Varadkar condemns ‘cowardly and brutal’ attack on Quinn executive
The Taoiseach said he had spoken to DUP leader Arlene Foster about the incident.
The Taoiseach has branded the abduction and beating of businessman Kevin Lunney as “cowardly and brutal”.
Leo Varadkar said he was horrified by the attack on the Quinn Industrial Holdings (QIH) executive.
His comments came after Tanaiste Simon Coveney compared the kidnap and assault to the “gangland paramilitary-style punishment beatings of the past”.
The father of six was attacked as he arrived at his home in Derrylin, Co Fermanagh, on Tuesday.
Mr Lunney, a director at QIH, was driven away before being subjected to a beating at an unknown location.
“I am really horrified by that attack, I condemn it absolutely, it was a very cowardly act and brutal act too,” said Mr Varadkar.
The Taoiseach said he had spoken to DUP leader Arlene Foster about the incident and had received a briefing from Irish Justice Minister Charlie Flanagan.
“We’re going to make sure that Garda resources are put behind this, that there’s co-operation between the Garda and the PSNI,” said Mr Varadkar.

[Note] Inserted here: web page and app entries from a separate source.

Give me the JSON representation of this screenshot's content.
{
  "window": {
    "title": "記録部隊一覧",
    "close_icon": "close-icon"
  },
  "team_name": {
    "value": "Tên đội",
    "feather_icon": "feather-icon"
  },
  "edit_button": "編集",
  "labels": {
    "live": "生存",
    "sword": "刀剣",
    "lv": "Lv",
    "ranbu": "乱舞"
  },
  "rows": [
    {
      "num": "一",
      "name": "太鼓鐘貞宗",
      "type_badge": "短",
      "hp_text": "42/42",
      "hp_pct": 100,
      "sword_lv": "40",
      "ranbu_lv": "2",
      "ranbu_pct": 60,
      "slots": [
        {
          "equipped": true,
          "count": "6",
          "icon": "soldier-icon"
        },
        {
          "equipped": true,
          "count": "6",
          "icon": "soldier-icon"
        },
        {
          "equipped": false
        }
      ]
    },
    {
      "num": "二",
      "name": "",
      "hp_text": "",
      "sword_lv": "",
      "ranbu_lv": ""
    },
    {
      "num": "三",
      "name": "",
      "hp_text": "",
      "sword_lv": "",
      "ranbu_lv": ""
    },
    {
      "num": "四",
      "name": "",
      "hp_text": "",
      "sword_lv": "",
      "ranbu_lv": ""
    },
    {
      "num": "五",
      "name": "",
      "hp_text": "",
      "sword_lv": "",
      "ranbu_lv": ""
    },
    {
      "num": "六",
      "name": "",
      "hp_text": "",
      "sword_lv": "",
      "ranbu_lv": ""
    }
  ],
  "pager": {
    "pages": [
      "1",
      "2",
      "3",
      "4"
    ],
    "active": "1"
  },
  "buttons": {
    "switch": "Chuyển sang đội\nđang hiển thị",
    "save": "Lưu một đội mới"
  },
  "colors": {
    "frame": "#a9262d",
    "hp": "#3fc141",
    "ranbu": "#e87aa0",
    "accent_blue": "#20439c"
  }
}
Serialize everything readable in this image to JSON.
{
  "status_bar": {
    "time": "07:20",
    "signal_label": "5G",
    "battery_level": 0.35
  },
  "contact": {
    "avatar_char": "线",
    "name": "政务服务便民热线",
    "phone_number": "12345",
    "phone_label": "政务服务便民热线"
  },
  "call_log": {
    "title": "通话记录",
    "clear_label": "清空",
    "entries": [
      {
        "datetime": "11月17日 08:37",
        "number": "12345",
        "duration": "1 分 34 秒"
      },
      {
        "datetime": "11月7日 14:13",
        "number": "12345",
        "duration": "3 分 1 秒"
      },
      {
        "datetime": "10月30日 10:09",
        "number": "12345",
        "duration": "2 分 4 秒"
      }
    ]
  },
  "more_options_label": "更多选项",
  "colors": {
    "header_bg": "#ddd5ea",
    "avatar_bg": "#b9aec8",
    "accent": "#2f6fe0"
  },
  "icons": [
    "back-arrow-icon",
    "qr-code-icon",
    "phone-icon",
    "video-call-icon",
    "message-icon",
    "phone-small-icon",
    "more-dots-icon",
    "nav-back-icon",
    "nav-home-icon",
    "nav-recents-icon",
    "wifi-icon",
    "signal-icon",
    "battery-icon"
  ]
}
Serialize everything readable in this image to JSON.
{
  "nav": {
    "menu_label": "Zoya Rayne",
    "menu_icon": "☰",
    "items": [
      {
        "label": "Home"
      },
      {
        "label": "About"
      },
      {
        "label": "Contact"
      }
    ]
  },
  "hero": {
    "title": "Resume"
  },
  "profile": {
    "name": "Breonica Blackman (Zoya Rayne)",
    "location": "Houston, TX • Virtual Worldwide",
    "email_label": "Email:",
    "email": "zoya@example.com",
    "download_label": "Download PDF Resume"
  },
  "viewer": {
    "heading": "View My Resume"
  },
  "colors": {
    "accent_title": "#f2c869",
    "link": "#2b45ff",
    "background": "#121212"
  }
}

“What we really need here is arrests and convictions.”
Earlier, Mr Coveney told the Dail: “We cannot allow this type of brutal intimidation which is a reminder of the kind of gangland or paramilitary punishment beatings of the past. I don’t say that lightly.
“There is an obligation on communities living in the area. There are many people who know who these people are and know who is behind the brutality, intimidation and total lawlessness in terms of what happened. They need to come forward to the PSNI and Garda if they have any information.”
Other directors of QIH have been the targets of several attacks and acts of intimidation in Co Cavan and Co Fermanagh in recent years.
Mr Coveney added: “This was a shocking incident that I think a lot of people across the country are talking about.
“A completely innocent person coming home from work and getting rammed by a car and then brutally pulled from his car by a masked gang of men and taken across the border in a way that will potentially induce life-changing injuries both mentally and physically, and then left in a ditch.
“This is not what people living in the border counties want or expect and they need to work with both An Garda Siochana and the PSNI to stamp it out and respond to what, quite frankly, could have been a man’s death.”
He said “no stone will be left unturned by An Garda Siochana and the PSNI”.
“The relationship between the PSNI and An Garda is stronger now than it has ever been and this will be a case they will work very closely on,” he said.
Fianna Fail TD Dara Calleary said there “appeared to be a complacency in policing” in dealing with the spate of attacks.
Mr Coveney said the number of gardai in the border region where the attack took place has increased by 150 to 1,500 since the end of 2017 and there will be an armed support unit established in Co Cavan.